## Task
Filter the entries below, keeping only lines with "username".

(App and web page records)

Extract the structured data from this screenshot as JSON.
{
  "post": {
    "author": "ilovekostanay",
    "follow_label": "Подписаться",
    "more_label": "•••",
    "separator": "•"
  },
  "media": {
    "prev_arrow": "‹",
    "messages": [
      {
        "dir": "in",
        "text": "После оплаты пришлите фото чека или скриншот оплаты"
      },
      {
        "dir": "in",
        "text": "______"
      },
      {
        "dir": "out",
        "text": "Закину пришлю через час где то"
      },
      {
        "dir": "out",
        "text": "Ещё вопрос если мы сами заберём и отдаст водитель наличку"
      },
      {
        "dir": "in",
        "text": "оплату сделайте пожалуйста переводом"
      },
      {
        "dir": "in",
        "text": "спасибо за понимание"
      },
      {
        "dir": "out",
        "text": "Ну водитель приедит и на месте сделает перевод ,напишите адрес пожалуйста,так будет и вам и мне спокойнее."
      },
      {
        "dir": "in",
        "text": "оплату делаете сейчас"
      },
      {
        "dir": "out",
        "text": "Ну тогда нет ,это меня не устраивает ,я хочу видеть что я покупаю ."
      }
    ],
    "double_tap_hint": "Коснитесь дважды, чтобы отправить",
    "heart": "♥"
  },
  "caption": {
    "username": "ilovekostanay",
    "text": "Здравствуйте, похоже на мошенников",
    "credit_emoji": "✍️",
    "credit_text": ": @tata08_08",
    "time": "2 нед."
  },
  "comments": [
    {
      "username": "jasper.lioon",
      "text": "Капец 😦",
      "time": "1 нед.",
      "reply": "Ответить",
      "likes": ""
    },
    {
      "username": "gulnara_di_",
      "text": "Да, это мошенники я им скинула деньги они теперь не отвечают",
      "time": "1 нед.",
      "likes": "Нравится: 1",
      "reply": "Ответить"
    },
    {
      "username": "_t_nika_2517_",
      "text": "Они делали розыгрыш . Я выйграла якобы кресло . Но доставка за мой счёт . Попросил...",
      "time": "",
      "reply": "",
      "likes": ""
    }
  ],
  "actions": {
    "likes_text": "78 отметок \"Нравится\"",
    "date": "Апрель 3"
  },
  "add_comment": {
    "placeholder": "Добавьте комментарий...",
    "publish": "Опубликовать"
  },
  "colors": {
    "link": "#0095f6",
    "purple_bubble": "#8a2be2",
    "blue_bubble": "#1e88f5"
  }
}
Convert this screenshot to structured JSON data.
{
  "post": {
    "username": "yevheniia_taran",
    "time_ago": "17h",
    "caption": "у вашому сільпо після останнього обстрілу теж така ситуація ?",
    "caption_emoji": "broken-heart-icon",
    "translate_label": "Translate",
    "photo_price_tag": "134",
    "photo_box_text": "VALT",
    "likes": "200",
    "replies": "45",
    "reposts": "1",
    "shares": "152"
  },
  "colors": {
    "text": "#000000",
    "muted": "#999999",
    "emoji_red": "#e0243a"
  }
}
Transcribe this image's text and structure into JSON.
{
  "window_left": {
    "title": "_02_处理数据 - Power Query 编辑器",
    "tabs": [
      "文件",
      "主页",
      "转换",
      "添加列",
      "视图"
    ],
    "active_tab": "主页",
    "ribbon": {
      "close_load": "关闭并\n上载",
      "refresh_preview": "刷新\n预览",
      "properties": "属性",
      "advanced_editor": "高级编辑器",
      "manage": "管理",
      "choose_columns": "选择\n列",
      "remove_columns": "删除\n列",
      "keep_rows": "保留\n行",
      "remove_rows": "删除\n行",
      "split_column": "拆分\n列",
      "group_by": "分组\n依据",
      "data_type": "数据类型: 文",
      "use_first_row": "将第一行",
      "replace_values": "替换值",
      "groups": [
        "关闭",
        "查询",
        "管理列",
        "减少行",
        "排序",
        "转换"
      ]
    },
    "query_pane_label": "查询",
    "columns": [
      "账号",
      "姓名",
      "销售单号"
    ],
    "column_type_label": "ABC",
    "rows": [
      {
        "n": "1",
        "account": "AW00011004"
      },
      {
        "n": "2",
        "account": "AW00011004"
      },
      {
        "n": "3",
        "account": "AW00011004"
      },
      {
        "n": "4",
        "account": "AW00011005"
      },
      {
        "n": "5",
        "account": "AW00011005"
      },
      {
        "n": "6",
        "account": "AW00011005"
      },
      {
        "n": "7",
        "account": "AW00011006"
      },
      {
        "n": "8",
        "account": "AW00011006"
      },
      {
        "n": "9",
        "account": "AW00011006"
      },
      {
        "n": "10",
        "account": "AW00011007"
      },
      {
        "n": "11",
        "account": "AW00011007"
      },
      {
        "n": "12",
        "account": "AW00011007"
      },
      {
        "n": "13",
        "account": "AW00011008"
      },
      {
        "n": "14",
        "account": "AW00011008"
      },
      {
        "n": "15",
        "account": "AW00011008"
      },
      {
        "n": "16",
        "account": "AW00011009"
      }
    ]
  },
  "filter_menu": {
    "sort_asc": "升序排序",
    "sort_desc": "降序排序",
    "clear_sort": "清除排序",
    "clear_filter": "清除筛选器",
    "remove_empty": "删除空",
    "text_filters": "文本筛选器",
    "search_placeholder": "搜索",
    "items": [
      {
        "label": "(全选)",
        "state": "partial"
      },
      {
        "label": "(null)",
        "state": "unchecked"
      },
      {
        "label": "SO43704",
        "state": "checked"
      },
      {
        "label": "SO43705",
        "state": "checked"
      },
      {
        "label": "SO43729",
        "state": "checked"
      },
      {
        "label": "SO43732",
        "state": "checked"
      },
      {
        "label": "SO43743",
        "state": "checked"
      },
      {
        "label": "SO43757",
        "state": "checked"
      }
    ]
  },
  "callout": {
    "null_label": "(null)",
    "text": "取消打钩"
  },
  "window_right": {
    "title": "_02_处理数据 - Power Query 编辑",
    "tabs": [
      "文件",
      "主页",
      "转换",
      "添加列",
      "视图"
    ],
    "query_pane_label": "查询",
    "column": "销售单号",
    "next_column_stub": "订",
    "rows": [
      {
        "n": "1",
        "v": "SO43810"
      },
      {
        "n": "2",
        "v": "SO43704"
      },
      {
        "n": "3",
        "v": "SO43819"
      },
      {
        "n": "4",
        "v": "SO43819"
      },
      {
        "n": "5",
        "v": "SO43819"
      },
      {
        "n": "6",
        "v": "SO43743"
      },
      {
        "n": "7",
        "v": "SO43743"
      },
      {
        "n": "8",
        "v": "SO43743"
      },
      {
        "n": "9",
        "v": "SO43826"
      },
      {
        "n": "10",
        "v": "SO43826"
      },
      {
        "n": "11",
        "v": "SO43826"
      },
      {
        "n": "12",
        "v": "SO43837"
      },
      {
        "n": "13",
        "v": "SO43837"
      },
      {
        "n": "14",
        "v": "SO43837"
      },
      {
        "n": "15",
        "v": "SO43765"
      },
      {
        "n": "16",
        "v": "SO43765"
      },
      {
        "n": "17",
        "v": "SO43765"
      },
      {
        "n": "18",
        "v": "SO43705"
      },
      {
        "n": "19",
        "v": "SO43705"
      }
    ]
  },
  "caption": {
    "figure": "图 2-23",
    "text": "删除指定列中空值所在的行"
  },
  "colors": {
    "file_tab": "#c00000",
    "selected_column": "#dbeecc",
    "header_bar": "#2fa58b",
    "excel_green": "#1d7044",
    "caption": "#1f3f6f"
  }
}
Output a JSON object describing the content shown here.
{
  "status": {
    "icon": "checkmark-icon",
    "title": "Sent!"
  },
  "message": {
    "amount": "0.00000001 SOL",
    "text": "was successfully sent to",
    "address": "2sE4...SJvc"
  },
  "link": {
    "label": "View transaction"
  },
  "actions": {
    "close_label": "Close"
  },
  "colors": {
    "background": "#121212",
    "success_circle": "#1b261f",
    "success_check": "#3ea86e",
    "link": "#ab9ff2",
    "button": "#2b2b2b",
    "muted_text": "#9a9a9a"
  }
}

## Final answer
    "username": "ilovekostanay",
      "username": "jasper.lioon",
      "username": "gulnara_di_",
      "username": "_t_nika_2517_",
    "username": "yevheniia_taran",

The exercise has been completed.